Tuesday, March 25, 2014

Masters History and Traditions

Adam Scott of Australia with the Green Jacket after winning the Masters at the Augusta National Golf Club on April 14, 2013 in Augusta, Georgia. (Photo by Ross Kinnaird/Getty Images)
The Masters began in 1934 at Augusta National, designed by Bobby Jones and Alistair Mackenzie. The tournament is scheduled for the beginning of April and is the only major played at the same course every year.

A green jacket is awarded to the winner, a tradition which began in 1949. The champions dinner, held each Tuesday of tournament week, was started by Ben Hogan and is only open to former champions and certain board members.
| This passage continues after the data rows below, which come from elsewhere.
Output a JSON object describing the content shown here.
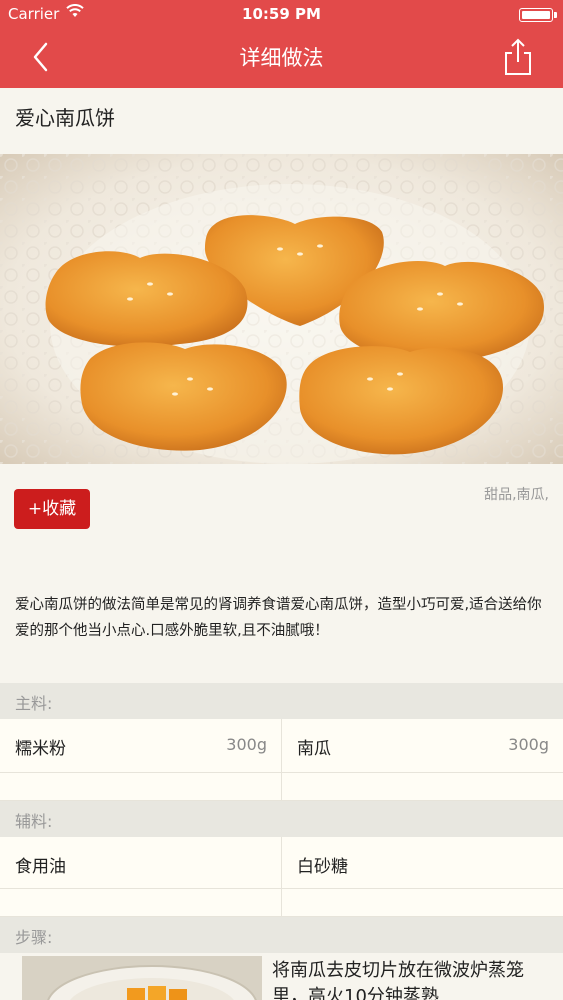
{
  "status": {
    "carrier": "Carrier",
    "time": "10:59 PM"
  },
  "nav": {
    "title": "详细做法",
    "back_icon": "chevron-left-icon",
    "share_icon": "share-icon"
  },
  "recipe": {
    "name": "爱心南瓜饼",
    "favorite_label": "+收藏",
    "tags": "甜品,南瓜,",
    "description": "爱心南瓜饼的做法简单是常见的肾调养食谱爱心南瓜饼，造型小巧可爱,适合送给你爱的那个他当小点心.口感外脆里软,且不油腻哦！"
  },
  "main_ingredients": {
    "label": "主料:",
    "items": [
      {
        "name": "糯米粉",
        "qty": "300g"
      },
      {
        "name": "南瓜",
        "qty": "300g"
      }
    ]
  },
  "aux_ingredients": {
    "label": "辅料:",
    "items": [
      {
        "name": "食用油",
        "qty": ""
      },
      {
        "name": "白砂糖",
        "qty": ""
      }
    ]
  },
  "steps": {
    "label": "步骤:",
    "items": [
      {
        "text": "将南瓜去皮切片放在微波炉蒸笼里，高火10分钟蒸熟"
      }
    ]
  },
  "colors": {
    "brand": "#e24a4a",
    "favorite_button": "#cc1d1d",
    "background": "#f7f5ee"
  }
}
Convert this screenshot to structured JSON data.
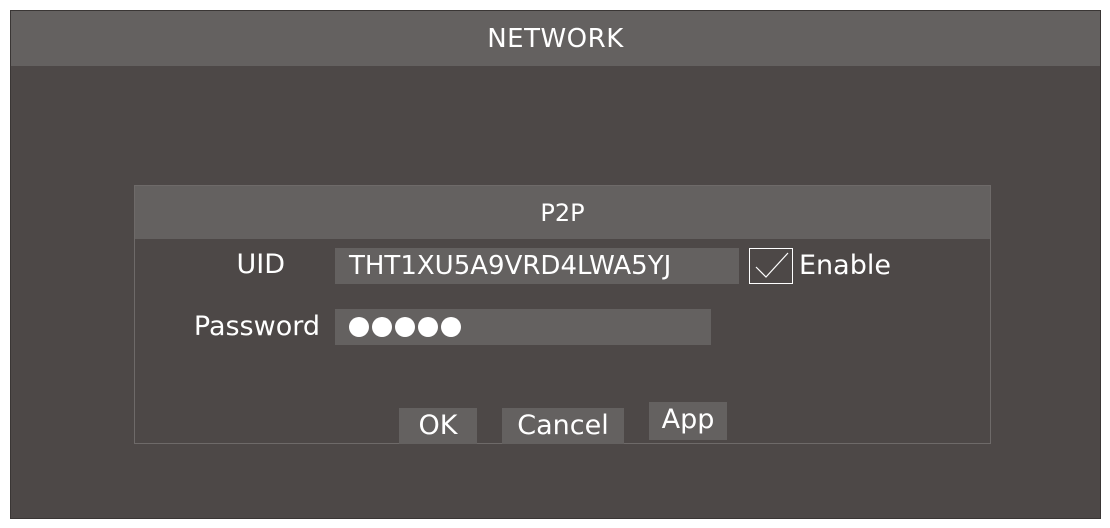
{
  "window": {
    "title": "NETWORK"
  },
  "dialog": {
    "title": "P2P",
    "uid_label": "UID",
    "uid_value": "THT1XU5A9VRD4LWA5YJ",
    "enable_label": "Enable",
    "enable_checked": true,
    "password_label": "Password",
    "password_mask_count": 5,
    "buttons": {
      "ok": "OK",
      "cancel": "Cancel",
      "app": "App"
    }
  },
  "colors": {
    "background": "#4d4847",
    "bar": "#646160",
    "text": "#ffffff"
  }
}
On each Wednesday, there is a par-3 tournament at a par-3 course at Augusta with many of the player's kids caddying for them.

Each tournament begins with an honorary tee shot, performed in the past by golf legends Nicklaus, Palmer, Snead, and Sarazen, among others.

The winner of the Masters receives a lifetime exemption into the tournament, plus a five year exemption on the PGA Tour, as well as a five year exemption into the U.S. Open, British Open, PGA Championship, and the Player's Championship.

Jack Nicklaus has won the most green jackets with six while Arnold Palmer and Tiger Wood have four wins each. Phil Mickelson most recently won in 2010 and has three. The defending champion is Adam Scott, who won in a playoff over Angel Cabrera and became the first Australian to win the Masters.